Chicken processor recalls food for possible salmonella contamination. The USDA announced on October 2 that Chicago-based Aspen Foods is recalling about 561,000 pounds of frozen, raw, stuffed and breaded chicken products that appear to be ready to eat and may be contaminated with salmonella. This recall expands Aspen’s July recall of nearly 2 million pounds of chicken products; it now includes additional products sold under 19 different retail brands. The USDA said Aspen Foods chose to recall its products “in an effort to prevent additional illness.” Although the products that were recalled had not been directly associated with human illness, a USDA sampling of the products found salmonella contamination that was similar to the salmonella that caused several illnesses last July.
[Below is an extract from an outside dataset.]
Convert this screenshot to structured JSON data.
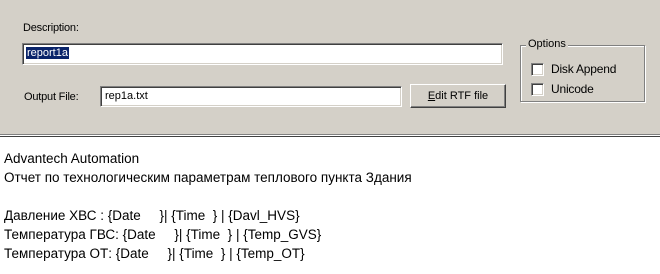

Federal government chooses not to include sustainability criterion in food guidelines. The Departments of Agriculture and of Health and Human Services announced in an October 6 blog post that sustainability – essentially, the environmental impact of food production – will not be incorporated as a value in the 2015 version of the federal dietary guidelines. “We do not believe that the 2015 [Dietary Guidelines for Americans] are the appropriate vehicle for this important policy conversation about sustainability,” the blog post said. Earlier this year, the federal Dietary Guidelines Advisory Committee recommended that sustainability be incorporated into the federal government’s dietary advice. The meat industry particularly has strongly opposed the use of sustainability as a criterion for Americans’ diets, saying it is “out of scope.”
Appeals court hears case on Vermont GM statute. On October 8, oral argument was held in New York at the US Court of Appeals for the Second Circuit on an appeal filed by a group of trade associations representing food producers that are opposing Vermont’s GM food labelling law. The law requires labeling of such foods and prohibits manufacturers from describing them as “natural.” In April, a US district judge rejected the associations’ challenge to the statute, denying a preliminary injunction against its enforcement. It found that the groups were not likely to prevail on the merits of their claims or could not establish irreparable harm. The statute is set to take effect on July 1, 2016. See our earlier coverage of this case.